Because three of the stunt aviators were killed during this production, it’s really amazing that Lyon, Hall, and even Howard Hughes flew those bi-planes and performed all kinds of aerial stunts. While Harlow, Lyon, and Hall received mixed reviews for their acting, Hughes was praised for his hard work on the aerial sequences. The film debuted in spring 1930 and finally went into general release on November 15, 1930, earning nearly $8 million, about double the production costs. This is equivalent to roughly $100 million today. Hell’s Angels is usually credited with making Harlow a star, but contemporary reviews showed a prejudice toward maverick film producer Hughes and this mammoth film production. The film firmly established Lyon as a talkie star but did little for the forgotten Hall. Indeed most ads for Hell’s Angels give top billing to Harlow.
Thanks to a restored version and a 2004 DVD, Hell?s Angels is easily available today, and despite the melodramatic scenes, the film is a stunning achievement. Not only are the aerial scenes breathtaking, the scenes of the gigantic German blimp are beautifully done (in a blue tint) and unforgettable. It’s also quite surprising to hear Lyon utter some curses that were not generally heard in Hollywood films of the day.
Unfortunately, Lyon’s Hollywood career declined to minor films by the mid-30s, and Lyon and Daniels packed up and moved to England, where they worked in films and radio through World War II.
Although Lyon had a so-so career in British films, he and Daniels had a surprisingly successful radio show called Hi, Gang! in which they played themselves as a comic bickering couple. The show was also filled with lots of songs. It was such a hit that a film version under the same title was released in 1941. Daniels and Lyon are a delight in it as they exchange snappy repartee. After the war they starred in another radio show called Life with the Lyons. This show had an “Ozzie and Harriet” feel in which the Lyons appeared with their real-life children. The radio show moved on to television and spawned two feature films, including Lyon’s final film, The Lyons in Paris (1955).
British film historian Kevin Brownlow has noted that Lyon and Daniels bravely remained in England throughout World War II, including the London Blitz. Lyon was awarded the Order of the British Empire for his war service. After the war (Lyon served as Lt. Colonel in charge of Special Services for the U.S. Air Corps in England), he took a job as talent scout with 20th Century Fox. He is often credited with discovering and naming a young blonde starlet (“It’s Jean Harlow all over again!” he said) who became Marilyn Monroe. In an odd twist, Lyon suggested the name “Marilyn” in honor of Broadway’s legendary Marilyn Miller, with whom he had co-starred in Her Majesty, Love. During filming, Miller and Lyon made national headlines when they announced the end of their engagement.

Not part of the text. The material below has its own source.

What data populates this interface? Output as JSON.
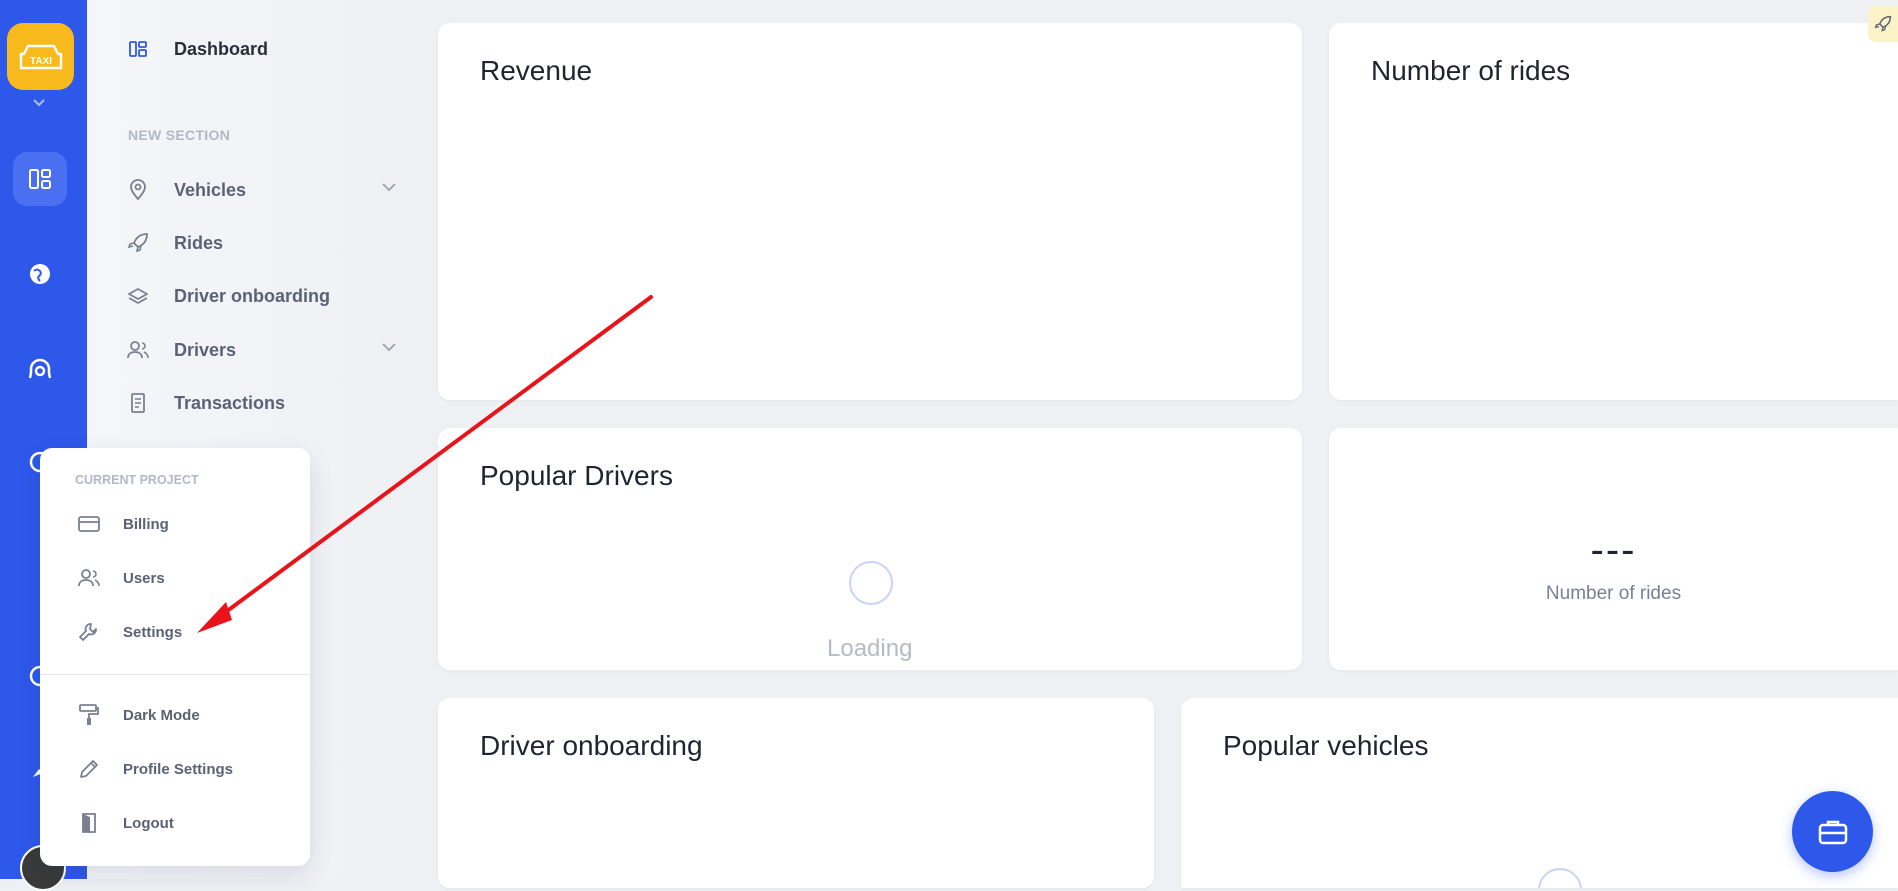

After Bebe Daniels died in 1971, Lyon remarried (Marian Nixon) and moved back to the United States in happy retirement.